**WHAT YOU SHOULD DO**
The word "root" marks the lines to keep; find each one in the data and copy it.

╭──

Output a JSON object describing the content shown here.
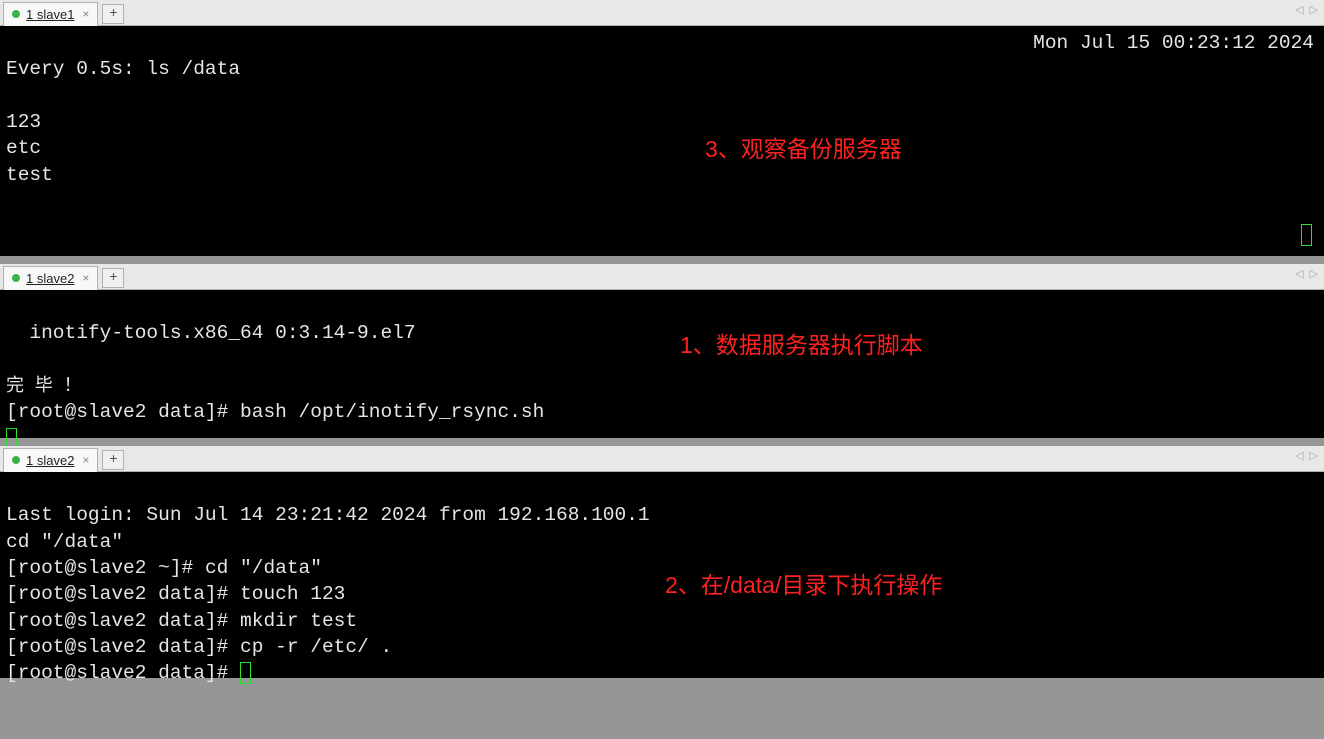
{
  "pane1": {
    "tab_label": "1 slave1",
    "watch_header": "Every 0.5s: ls /data",
    "timestamp": "Mon Jul 15 00:23:12 2024",
    "output_line1": "123",
    "output_line2": "etc",
    "output_line3": "test",
    "annotation": "3、观察备份服务器"
  },
  "pane2": {
    "tab_label": "1 slave2",
    "line1": "  inotify-tools.x86_64 0:3.14-9.el7",
    "line2": "完 毕 ！",
    "prompt": "[root@slave2 data]# ",
    "command": "bash /opt/inotify_rsync.sh",
    "annotation": "1、数据服务器执行脚本"
  },
  "pane3": {
    "tab_label": "1 slave2",
    "login": "Last login: Sun Jul 14 23:21:42 2024 from 192.168.100.1",
    "cd_echo": "cd \"/data\"",
    "p1": "[root@slave2 ~]# ",
    "c1": "cd \"/data\"",
    "p2": "[root@slave2 data]# ",
    "c2": "touch 123",
    "p3": "[root@slave2 data]# ",
    "c3": "mkdir test",
    "p4": "[root@slave2 data]# ",
    "c4": "cp -r /etc/ .",
    "p5": "[root@slave2 data]# ",
    "annotation": "2、在/data/目录下执行操作"
  }
}
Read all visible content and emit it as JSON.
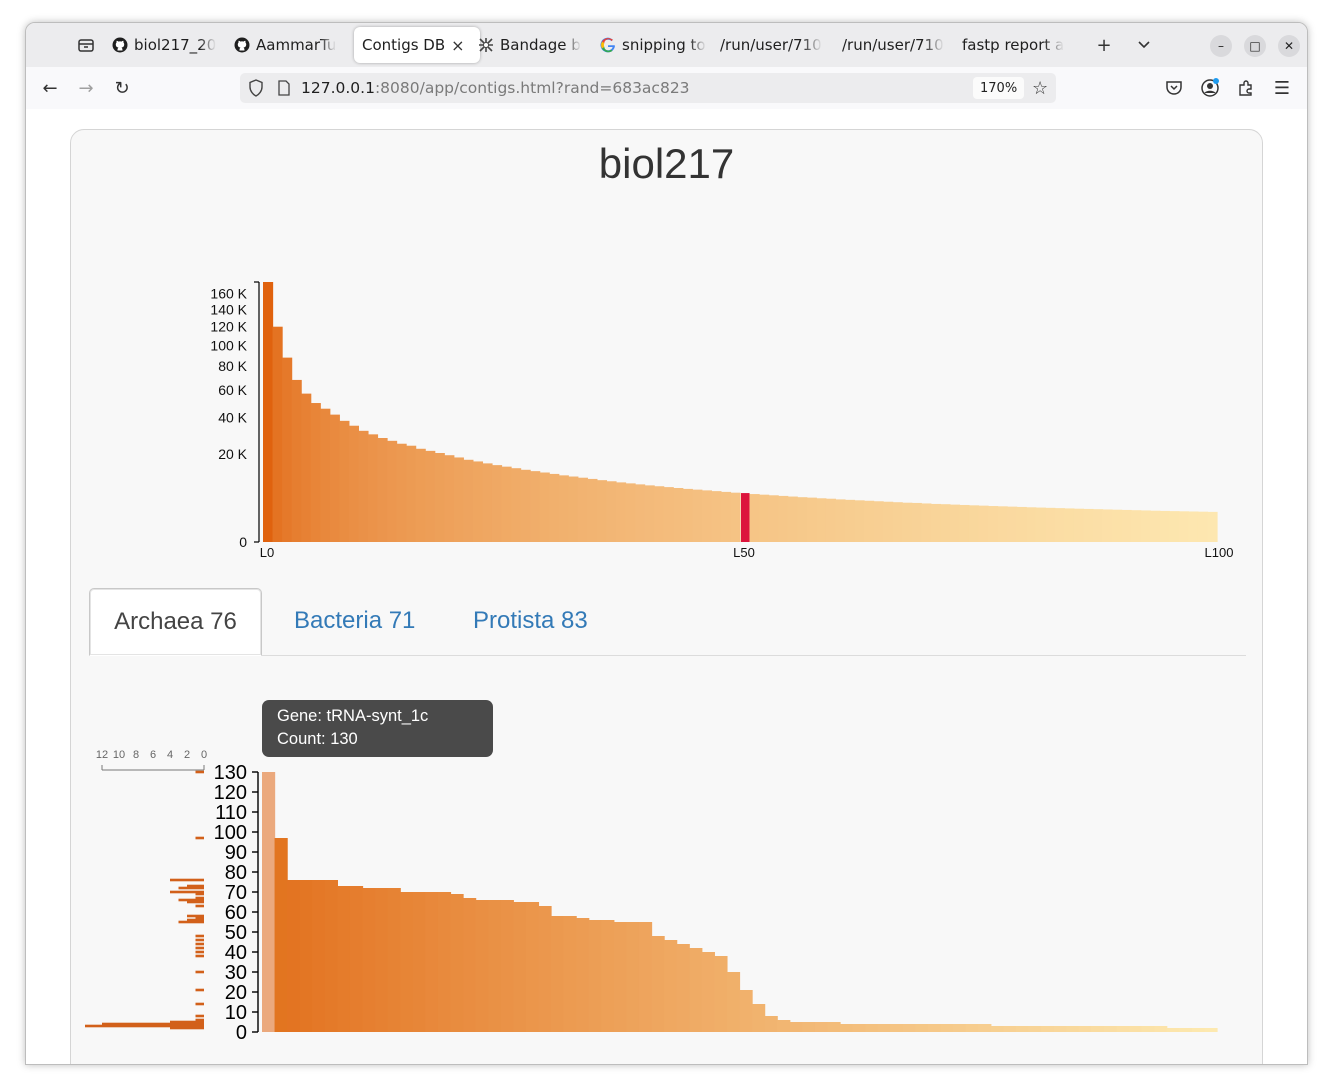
{
  "browser": {
    "tabs": [
      {
        "label": "biol217_20",
        "icon": "github-icon",
        "active": false
      },
      {
        "label": "AammarTu",
        "icon": "github-icon",
        "active": false
      },
      {
        "label": "Contigs DB",
        "icon": "",
        "active": true
      },
      {
        "label": "Bandage b",
        "icon": "bandage-icon",
        "active": false
      },
      {
        "label": "snipping to",
        "icon": "google-icon",
        "active": false
      },
      {
        "label": "/run/user/710",
        "icon": "",
        "active": false
      },
      {
        "label": "/run/user/710",
        "icon": "",
        "active": false
      },
      {
        "label": "fastp report a",
        "icon": "",
        "active": false
      }
    ],
    "url_host": "127.0.0.1",
    "url_rest": ":8080/app/contigs.html?rand=683ac823",
    "zoom": "170%"
  },
  "page": {
    "title": "biol217"
  },
  "n_chart": {
    "y_ticks": [
      "160 K",
      "140 K",
      "120 K",
      "100 K",
      "80 K",
      "60 K",
      "40 K",
      "20 K",
      "0"
    ],
    "x_labels": [
      "L0",
      "L50",
      "L100"
    ],
    "highlight_index": 50,
    "highlight_color": "#dc143c",
    "gradient_dark": "#e0620e",
    "gradient_light": "#fde7b0"
  },
  "group_tabs": [
    {
      "label": "Archaea 76",
      "active": true
    },
    {
      "label": "Bacteria 71",
      "active": false
    },
    {
      "label": "Protista 83",
      "active": false
    }
  ],
  "tooltip": {
    "line1": "Gene: tRNA-synt_1c",
    "line2": "Count: 130"
  },
  "hist_axis": {
    "labels": [
      "12",
      "10",
      "8",
      "6",
      "4",
      "2",
      "0"
    ]
  },
  "chart_data": [
    {
      "type": "bar",
      "title": "",
      "xlabel": "",
      "ylabel": "",
      "y_scale": "sqrt",
      "ylim": [
        0,
        175000
      ],
      "x_tick_labels": [
        "L0",
        "L50",
        "L100"
      ],
      "values": [
        175000,
        120000,
        88000,
        68000,
        57000,
        50000,
        46000,
        42000,
        38000,
        35000,
        32000,
        30000,
        28000,
        26500,
        25000,
        24000,
        22500,
        21500,
        20500,
        19500,
        18500,
        17500,
        16800,
        16000,
        15300,
        14700,
        14100,
        13500,
        13000,
        12500,
        12000,
        11500,
        11100,
        10700,
        10300,
        9900,
        9550,
        9200,
        8900,
        8600,
        8300,
        8050,
        7800,
        7550,
        7300,
        7100,
        6900,
        6700,
        6500,
        6300,
        6200,
        5950,
        5800,
        5650,
        5500,
        5350,
        5200,
        5100,
        4950,
        4850,
        4700,
        4600,
        4500,
        4400,
        4300,
        4200,
        4100,
        4000,
        3950,
        3850,
        3750,
        3700,
        3620,
        3550,
        3480,
        3420,
        3350,
        3300,
        3240,
        3180,
        3120,
        3070,
        3020,
        2970,
        2920,
        2870,
        2830,
        2790,
        2740,
        2700,
        2660,
        2620,
        2580,
        2540,
        2500,
        2470,
        2440,
        2410,
        2380,
        2350
      ],
      "highlight": {
        "index": 50,
        "label": "L50"
      }
    },
    {
      "type": "bar",
      "title": "",
      "xlabel": "",
      "ylabel": "",
      "ylim": [
        0,
        130
      ],
      "y_ticks": [
        0,
        10,
        20,
        30,
        40,
        50,
        60,
        70,
        80,
        90,
        100,
        110,
        120,
        130
      ],
      "values": [
        130,
        97,
        76,
        76,
        76,
        76,
        73,
        73,
        72,
        72,
        72,
        70,
        70,
        70,
        70,
        69,
        67,
        66,
        66,
        66,
        65,
        65,
        63,
        58,
        58,
        57,
        56,
        56,
        55,
        55,
        55,
        48,
        46,
        44,
        42,
        40,
        38,
        30,
        21,
        14,
        8,
        6,
        5,
        5,
        5,
        5,
        4,
        4,
        4,
        4,
        4,
        4,
        4,
        4,
        4,
        4,
        4,
        4,
        3,
        3,
        3,
        3,
        3,
        3,
        3,
        3,
        3,
        3,
        3,
        3,
        3,
        3,
        2,
        2,
        2,
        2
      ],
      "highlight": {
        "index": 0,
        "gene": "tRNA-synt_1c",
        "count": 130
      }
    },
    {
      "type": "bar",
      "orientation": "horizontal",
      "title": "",
      "xlim": [
        0,
        12
      ],
      "x_tick_labels": [
        "12",
        "10",
        "8",
        "6",
        "4",
        "2",
        "0"
      ],
      "bars": [
        {
          "y": 130,
          "count": 1
        },
        {
          "y": 97,
          "count": 1
        },
        {
          "y": 76,
          "count": 4
        },
        {
          "y": 73,
          "count": 2
        },
        {
          "y": 72,
          "count": 3
        },
        {
          "y": 70,
          "count": 4
        },
        {
          "y": 69,
          "count": 1
        },
        {
          "y": 67,
          "count": 1
        },
        {
          "y": 66,
          "count": 3
        },
        {
          "y": 65,
          "count": 2
        },
        {
          "y": 63,
          "count": 1
        },
        {
          "y": 58,
          "count": 2
        },
        {
          "y": 57,
          "count": 1
        },
        {
          "y": 56,
          "count": 2
        },
        {
          "y": 55,
          "count": 3
        },
        {
          "y": 48,
          "count": 1
        },
        {
          "y": 46,
          "count": 1
        },
        {
          "y": 44,
          "count": 1
        },
        {
          "y": 42,
          "count": 1
        },
        {
          "y": 40,
          "count": 1
        },
        {
          "y": 38,
          "count": 1
        },
        {
          "y": 30,
          "count": 1
        },
        {
          "y": 21,
          "count": 1
        },
        {
          "y": 14,
          "count": 1
        },
        {
          "y": 8,
          "count": 1
        },
        {
          "y": 6,
          "count": 1
        },
        {
          "y": 5,
          "count": 4
        },
        {
          "y": 4,
          "count": 12
        },
        {
          "y": 3,
          "count": 14
        },
        {
          "y": 2,
          "count": 4
        }
      ]
    }
  ]
}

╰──

**TASK SOLUTION**
    "prompt": "[root@slave2 data]# ",
    "p1": "[root@slave2 ~]# ",
    "p2": "[root@slave2 data]# ",
    "p3": "[root@slave2 data]# ",
    "p4": "[root@slave2 data]# ",
    "p5": "[root@slave2 data]# ",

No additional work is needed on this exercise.